by Maria Sunantha Quibilan/Asianjournal.com
LOS ANGELES — The United States Federal Aviation Administration (FAA) has downgraded the Philippines rating in international aviation safety after finding that it failed to comply with the minimum standards set by the International Civil Aviation Organization (ICAO).
The Philippines, which has dropped from a Category 1 to a Category 2 country, is among 21 countries listed by the FAA that failed to “provide safety oversight of its air carrier operators” in accordance with the ICAO standards.
Other countries with a Category 2 rating include Bangladesh, Belize, Bulgaria, Cote D’ Ivoire, the Democratic Republic of Congo (formerly Zaire), Gambia, Ghana, Guyana, Haiti, Honduras, Indonesia, Kiribati, Nauru, Nicaragua, Paraguay, Serbia and Montenegro (formerly Yugoslavia), Swaziland, Ukraine, Uruguay, and Zimbabwe.
The International Aviation Safety Assessment (IASA) program of the FAA which assigns these two-category ratings “focuses on a country’s ability, not the individual air carrier, to adhere to international standards and recommended practices for aircraft operations and maintenance established by the United Nation’s technical agency for aviation, the International Civil Aviation Organization.”
A Category 1 rating means that a country adheres to ICAO standards; Category 2 means failure to adhere.

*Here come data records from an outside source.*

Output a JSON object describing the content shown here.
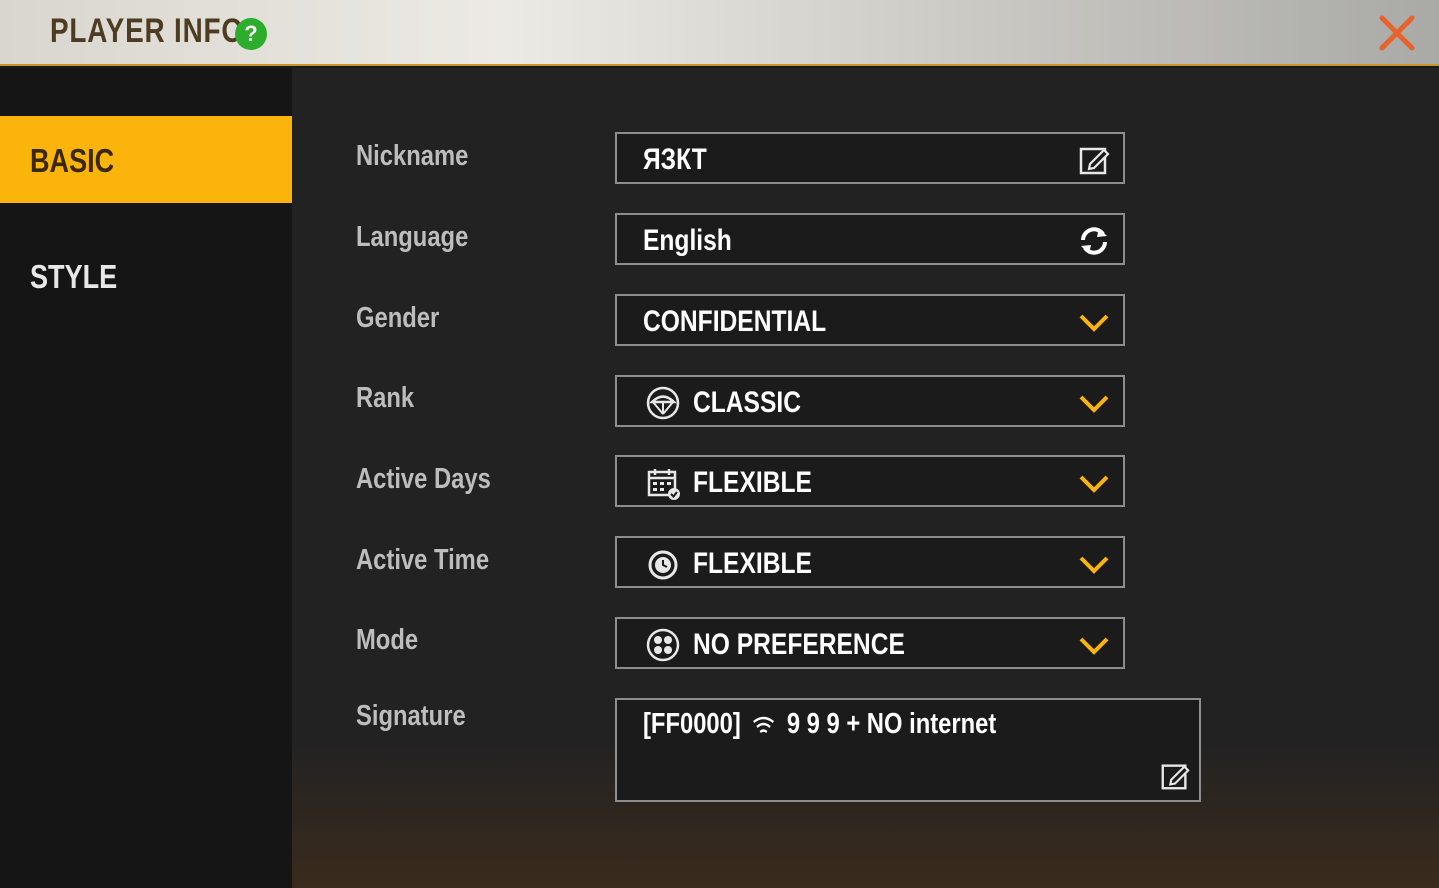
{
  "header": {
    "title": "PLAYER INFO",
    "help_icon": "?",
    "close_icon": "close-icon"
  },
  "sidebar": {
    "tabs": [
      {
        "label": "BASIC",
        "active": true
      },
      {
        "label": "STYLE",
        "active": false
      }
    ]
  },
  "form": {
    "nickname": {
      "label": "Nickname",
      "value": "ЯЗКТ",
      "icon": "edit-icon"
    },
    "language": {
      "label": "Language",
      "value": "English",
      "icon": "refresh-icon"
    },
    "gender": {
      "label": "Gender",
      "value": "CONFIDENTIAL",
      "icon": "chevron-down-icon"
    },
    "rank": {
      "label": "Rank",
      "value": "CLASSIC",
      "lead_icon": "parachute-icon"
    },
    "active_days": {
      "label": "Active Days",
      "value": "FLEXIBLE",
      "lead_icon": "calendar-icon"
    },
    "active_time": {
      "label": "Active Time",
      "value": "FLEXIBLE",
      "lead_icon": "clock-icon"
    },
    "mode": {
      "label": "Mode",
      "value": "NO PREFERENCE",
      "lead_icon": "squad-icon"
    },
    "signature": {
      "label": "Signature",
      "value_prefix": "[FF0000]",
      "value_suffix": "9 9 9 + NO internet",
      "icon": "edit-icon"
    }
  },
  "colors": {
    "accent": "#fbb40c",
    "close": "#e8622c",
    "help": "#2cae2c"
  }
}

The areas for technical assessment include a country’s airworthiness, maintenance, inspection, licensing and certification standards and practices, as well as the quality and level of training of civil aviation personnel in ensuring that all aircraft, airlines, pilots and other airmen operating in the country meet international standards.
During a safety inspection in July last year, the FAA found that the Philippines’ airworthiness was below ICAO standards and that civil aviation personnel lacked training. In addition, the country had no “no regulatory guidance” for airmen licensure examinations.
“The downgrading means the ATO (Air Transportation Office) has no sufficient qualified personnel and equipment. The FAA also cited that ATO regulations date back to [a law] passed in 1952, which is not updated,” said ATO officer-in-charge Danilo Dimagiba.
Also, according to former ATO director, Assistant Secretary Nilo Jatico, the downgrade came without surprise because of the nonexistence of a Civil Aviation Authority (CAA), a financially independent agency that employs knowledgeable technical experts on aviation matters, which would guarantee the country’s compliance with the ICAO.
Jatico said that Congress has consistently failed to pass the Civil Aviation Authority Act that would have allowed for the creation of such an agency.
RP airports still safe
Meanwhile, Alfonso Cusi, General Manager of the Manila International Airport Authority, pointed out that the FAA downgrade does not apply to airport safety and security and therefore does not render Philippine airports unsafe.
“It’s not the airport (NAIA) that was found lacking, their security or other factors. It’s the aviation system,” Cusi said.
Additionally, Rebecca Thompson, spokesperson of the US Embassy in Manila, said that the FAA report is directed at the local civil aviation authority, not at the local carriers or the travelers who take the local carriers.
The rating would also not affect air travel between the Philippines and the US in general. However, Philippine Airlines, the only Philippine-licensed carrier with flights in the US, might have to deal with limitations, which include disallowance of expansion of operation or changes in services to the US and heightened FAA surveillance.
“PAL will be affected … they can no longer have additional flights to the US and whenever their plane lands in LA for instance, there will be an FAA inspection of the aircraft,” said Dimagiba.
On the upside, Dimagiba said that the ATO is rectifying the issue. “We have five ICAO experts here to assist the local boys to comply with pending requirements of the FAA,” he said on Monday afternoon. “We can [have the downgrade lifted] within the year,” he added.